* Problem requirements
Below are the records. Gather each line that holds "debugging".

Items from an interface collection:
▬▬▬

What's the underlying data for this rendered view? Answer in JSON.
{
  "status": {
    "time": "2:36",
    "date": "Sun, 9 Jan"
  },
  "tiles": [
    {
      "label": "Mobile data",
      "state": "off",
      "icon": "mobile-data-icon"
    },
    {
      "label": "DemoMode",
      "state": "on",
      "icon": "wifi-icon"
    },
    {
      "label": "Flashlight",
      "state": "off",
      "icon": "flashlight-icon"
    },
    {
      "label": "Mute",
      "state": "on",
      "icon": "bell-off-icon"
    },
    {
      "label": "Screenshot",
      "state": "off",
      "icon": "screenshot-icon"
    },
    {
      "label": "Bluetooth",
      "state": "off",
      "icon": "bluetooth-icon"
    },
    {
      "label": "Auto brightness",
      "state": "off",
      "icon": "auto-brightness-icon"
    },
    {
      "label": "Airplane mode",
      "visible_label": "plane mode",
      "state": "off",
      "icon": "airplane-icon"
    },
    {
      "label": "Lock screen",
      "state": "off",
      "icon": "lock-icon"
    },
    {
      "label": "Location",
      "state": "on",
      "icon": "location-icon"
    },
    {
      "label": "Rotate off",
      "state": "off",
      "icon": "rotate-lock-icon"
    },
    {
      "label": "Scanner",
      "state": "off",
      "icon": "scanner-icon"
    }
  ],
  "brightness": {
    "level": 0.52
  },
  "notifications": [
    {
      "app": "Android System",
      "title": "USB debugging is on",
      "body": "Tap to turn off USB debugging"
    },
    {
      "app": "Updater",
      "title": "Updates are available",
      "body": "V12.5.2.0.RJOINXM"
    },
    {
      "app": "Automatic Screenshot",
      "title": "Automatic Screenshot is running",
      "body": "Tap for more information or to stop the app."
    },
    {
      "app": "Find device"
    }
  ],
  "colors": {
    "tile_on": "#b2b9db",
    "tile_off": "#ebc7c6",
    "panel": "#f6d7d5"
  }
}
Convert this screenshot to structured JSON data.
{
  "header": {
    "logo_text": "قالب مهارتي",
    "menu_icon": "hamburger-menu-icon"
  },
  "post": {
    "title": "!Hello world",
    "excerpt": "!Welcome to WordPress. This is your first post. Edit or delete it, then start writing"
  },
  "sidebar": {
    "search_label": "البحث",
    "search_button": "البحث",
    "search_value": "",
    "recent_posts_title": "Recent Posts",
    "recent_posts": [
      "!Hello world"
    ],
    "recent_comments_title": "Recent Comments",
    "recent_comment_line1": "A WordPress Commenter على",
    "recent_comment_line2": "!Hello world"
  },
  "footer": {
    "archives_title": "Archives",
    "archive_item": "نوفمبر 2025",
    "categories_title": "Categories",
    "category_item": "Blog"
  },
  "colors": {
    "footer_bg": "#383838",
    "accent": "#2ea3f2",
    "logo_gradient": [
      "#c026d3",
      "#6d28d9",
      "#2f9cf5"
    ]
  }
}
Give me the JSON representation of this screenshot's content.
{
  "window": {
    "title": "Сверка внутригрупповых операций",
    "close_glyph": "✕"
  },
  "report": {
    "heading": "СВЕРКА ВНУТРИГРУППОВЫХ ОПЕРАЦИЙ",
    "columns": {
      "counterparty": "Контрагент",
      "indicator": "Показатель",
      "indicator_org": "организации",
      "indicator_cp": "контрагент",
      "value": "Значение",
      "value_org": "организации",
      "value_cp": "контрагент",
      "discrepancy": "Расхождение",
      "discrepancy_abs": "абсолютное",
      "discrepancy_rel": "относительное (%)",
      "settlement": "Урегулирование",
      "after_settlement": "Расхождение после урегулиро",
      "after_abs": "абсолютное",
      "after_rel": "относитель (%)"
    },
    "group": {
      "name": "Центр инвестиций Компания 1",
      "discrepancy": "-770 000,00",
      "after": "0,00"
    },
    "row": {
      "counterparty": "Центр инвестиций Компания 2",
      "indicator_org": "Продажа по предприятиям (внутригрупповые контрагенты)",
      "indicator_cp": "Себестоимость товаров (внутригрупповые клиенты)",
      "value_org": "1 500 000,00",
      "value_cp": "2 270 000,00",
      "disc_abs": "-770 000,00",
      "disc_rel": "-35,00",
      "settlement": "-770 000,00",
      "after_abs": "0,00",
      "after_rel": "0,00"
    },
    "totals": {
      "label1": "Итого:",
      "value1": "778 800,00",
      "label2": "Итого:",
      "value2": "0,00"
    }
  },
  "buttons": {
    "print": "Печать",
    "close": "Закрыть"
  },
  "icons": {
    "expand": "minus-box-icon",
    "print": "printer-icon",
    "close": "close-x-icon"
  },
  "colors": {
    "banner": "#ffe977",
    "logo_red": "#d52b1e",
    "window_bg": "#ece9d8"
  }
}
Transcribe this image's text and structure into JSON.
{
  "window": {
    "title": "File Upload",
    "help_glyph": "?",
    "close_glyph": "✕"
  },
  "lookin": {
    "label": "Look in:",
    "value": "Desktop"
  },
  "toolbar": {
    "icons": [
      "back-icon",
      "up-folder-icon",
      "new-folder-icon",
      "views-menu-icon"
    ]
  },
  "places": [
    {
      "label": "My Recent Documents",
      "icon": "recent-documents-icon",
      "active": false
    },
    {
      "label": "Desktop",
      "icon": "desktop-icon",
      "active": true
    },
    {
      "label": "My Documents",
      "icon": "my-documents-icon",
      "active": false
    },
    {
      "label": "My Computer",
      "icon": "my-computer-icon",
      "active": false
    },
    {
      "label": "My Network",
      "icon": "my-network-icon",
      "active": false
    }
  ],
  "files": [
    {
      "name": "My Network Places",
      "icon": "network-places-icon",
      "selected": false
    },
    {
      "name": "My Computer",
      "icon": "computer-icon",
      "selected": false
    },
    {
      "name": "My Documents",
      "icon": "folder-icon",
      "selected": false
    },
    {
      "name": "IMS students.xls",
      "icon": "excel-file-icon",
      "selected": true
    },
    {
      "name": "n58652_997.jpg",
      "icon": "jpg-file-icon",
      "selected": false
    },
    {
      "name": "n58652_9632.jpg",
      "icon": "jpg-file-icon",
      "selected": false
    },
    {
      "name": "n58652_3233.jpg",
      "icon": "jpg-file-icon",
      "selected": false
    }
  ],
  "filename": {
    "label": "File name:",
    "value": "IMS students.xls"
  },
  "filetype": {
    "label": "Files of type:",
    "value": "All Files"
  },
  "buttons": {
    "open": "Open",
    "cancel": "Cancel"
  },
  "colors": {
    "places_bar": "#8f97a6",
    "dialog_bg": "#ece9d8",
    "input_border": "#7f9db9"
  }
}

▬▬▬

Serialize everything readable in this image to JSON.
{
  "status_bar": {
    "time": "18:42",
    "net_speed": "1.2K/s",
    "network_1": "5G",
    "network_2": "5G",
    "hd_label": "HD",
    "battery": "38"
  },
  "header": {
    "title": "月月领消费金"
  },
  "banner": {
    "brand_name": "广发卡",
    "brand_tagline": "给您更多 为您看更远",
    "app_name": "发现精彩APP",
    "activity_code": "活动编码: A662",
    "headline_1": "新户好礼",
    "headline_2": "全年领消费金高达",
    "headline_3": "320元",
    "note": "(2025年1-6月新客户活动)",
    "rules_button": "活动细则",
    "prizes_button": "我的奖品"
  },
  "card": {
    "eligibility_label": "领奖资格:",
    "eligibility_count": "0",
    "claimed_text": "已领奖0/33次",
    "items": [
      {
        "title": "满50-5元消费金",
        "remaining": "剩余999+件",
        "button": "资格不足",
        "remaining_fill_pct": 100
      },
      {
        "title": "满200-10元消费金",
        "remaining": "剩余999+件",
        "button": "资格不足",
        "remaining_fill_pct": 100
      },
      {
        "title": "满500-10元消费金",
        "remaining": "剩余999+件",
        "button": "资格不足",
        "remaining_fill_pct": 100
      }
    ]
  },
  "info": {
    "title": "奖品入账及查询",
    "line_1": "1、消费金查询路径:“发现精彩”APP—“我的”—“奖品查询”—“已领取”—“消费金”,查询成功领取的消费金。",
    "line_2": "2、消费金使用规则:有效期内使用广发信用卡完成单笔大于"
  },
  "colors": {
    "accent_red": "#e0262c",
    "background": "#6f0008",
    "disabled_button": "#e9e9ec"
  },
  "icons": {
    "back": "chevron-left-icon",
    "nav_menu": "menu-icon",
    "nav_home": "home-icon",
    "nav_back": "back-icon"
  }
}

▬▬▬

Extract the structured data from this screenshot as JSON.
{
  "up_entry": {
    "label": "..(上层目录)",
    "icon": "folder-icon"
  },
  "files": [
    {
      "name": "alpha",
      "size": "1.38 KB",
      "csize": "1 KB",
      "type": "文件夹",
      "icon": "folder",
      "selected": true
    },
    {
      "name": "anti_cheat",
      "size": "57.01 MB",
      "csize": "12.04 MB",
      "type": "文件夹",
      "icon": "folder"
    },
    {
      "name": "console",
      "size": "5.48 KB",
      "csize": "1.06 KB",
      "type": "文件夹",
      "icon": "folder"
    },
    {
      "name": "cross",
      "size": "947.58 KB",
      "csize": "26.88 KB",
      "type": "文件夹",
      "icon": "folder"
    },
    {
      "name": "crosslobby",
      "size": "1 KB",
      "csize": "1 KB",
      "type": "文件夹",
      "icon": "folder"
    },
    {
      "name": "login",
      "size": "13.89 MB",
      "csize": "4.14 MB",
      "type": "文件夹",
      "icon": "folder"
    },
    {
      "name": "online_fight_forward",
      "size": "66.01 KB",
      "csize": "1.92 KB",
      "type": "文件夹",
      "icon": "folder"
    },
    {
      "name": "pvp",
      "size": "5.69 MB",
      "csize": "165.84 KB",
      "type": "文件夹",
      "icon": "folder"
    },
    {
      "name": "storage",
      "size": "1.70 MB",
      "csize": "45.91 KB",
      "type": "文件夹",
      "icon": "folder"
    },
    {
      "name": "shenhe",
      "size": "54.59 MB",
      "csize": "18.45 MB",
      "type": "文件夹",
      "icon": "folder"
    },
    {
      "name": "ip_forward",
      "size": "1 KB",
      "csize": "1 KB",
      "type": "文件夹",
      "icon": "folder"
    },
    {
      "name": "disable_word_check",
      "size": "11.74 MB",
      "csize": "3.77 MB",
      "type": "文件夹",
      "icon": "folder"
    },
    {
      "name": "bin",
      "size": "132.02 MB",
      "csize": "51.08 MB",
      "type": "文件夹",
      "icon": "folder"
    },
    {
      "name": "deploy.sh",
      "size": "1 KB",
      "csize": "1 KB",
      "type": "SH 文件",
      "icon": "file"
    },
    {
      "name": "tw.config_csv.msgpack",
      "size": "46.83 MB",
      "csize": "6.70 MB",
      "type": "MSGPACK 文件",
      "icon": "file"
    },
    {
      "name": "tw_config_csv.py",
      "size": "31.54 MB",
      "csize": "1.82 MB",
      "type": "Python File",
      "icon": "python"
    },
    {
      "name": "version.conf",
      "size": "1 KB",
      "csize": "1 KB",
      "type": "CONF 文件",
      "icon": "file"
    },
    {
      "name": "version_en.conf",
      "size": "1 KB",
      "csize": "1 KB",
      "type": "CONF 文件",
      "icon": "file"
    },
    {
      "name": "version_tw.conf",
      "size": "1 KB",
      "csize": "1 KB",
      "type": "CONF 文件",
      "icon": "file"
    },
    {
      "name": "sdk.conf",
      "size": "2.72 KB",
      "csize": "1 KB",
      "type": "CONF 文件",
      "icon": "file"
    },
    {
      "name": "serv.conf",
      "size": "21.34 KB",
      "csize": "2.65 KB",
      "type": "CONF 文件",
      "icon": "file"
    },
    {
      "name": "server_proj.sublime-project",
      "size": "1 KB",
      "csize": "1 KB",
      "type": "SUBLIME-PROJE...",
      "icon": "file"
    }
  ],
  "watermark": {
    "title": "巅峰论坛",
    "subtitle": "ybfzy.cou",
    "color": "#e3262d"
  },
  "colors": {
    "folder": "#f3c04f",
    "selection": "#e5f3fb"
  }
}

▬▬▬

* Final answer
      "title": "USB debugging is on",
      "body": "Tap to turn off USB debugging"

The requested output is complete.